[Dataset excerpts]
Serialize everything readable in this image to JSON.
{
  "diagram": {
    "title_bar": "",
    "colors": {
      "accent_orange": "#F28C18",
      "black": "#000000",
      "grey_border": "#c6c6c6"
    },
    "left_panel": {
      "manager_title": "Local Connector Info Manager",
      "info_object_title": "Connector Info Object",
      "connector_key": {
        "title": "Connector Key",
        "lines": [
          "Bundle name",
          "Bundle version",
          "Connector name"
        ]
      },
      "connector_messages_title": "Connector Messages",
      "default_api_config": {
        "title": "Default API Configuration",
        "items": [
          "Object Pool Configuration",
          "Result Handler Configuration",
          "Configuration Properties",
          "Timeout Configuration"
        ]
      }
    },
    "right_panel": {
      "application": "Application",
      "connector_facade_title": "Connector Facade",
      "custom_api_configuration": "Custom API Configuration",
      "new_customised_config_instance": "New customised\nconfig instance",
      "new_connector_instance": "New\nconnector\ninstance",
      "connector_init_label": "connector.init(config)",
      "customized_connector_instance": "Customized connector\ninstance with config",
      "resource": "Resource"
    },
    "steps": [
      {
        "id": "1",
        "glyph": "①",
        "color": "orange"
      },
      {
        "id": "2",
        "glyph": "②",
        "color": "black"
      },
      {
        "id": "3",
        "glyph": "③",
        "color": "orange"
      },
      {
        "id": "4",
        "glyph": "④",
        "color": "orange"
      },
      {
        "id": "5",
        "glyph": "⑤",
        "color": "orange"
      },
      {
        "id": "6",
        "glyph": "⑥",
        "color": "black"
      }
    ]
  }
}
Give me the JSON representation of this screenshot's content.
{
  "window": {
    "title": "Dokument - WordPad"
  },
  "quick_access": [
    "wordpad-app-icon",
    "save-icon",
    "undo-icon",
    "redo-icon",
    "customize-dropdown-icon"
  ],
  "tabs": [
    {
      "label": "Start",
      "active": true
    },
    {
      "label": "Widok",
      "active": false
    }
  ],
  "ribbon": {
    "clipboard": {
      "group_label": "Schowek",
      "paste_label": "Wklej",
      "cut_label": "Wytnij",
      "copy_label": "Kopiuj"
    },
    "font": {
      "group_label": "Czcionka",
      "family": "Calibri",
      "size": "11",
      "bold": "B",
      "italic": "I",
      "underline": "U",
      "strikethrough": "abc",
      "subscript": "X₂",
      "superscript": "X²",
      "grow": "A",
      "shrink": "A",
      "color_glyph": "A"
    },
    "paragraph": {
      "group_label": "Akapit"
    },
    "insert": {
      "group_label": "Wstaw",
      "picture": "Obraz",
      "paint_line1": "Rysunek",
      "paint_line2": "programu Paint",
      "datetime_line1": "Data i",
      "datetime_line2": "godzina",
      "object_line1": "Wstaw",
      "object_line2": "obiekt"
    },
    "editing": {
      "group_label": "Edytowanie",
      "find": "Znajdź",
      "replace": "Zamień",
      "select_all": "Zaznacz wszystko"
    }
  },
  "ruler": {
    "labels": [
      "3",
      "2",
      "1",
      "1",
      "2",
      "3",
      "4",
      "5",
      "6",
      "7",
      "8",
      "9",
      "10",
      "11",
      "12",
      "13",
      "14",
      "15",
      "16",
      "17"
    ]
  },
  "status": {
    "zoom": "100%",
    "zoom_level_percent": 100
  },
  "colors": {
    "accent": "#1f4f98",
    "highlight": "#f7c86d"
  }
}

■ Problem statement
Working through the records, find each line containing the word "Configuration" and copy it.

■ Reply to the exercise
        "title": "Default API Configuration",
          "Object Pool Configuration",
          "Result Handler Configuration",
          "Configuration Properties",
          "Timeout Configuration"
      "custom_api_configuration": "Custom API Configuration",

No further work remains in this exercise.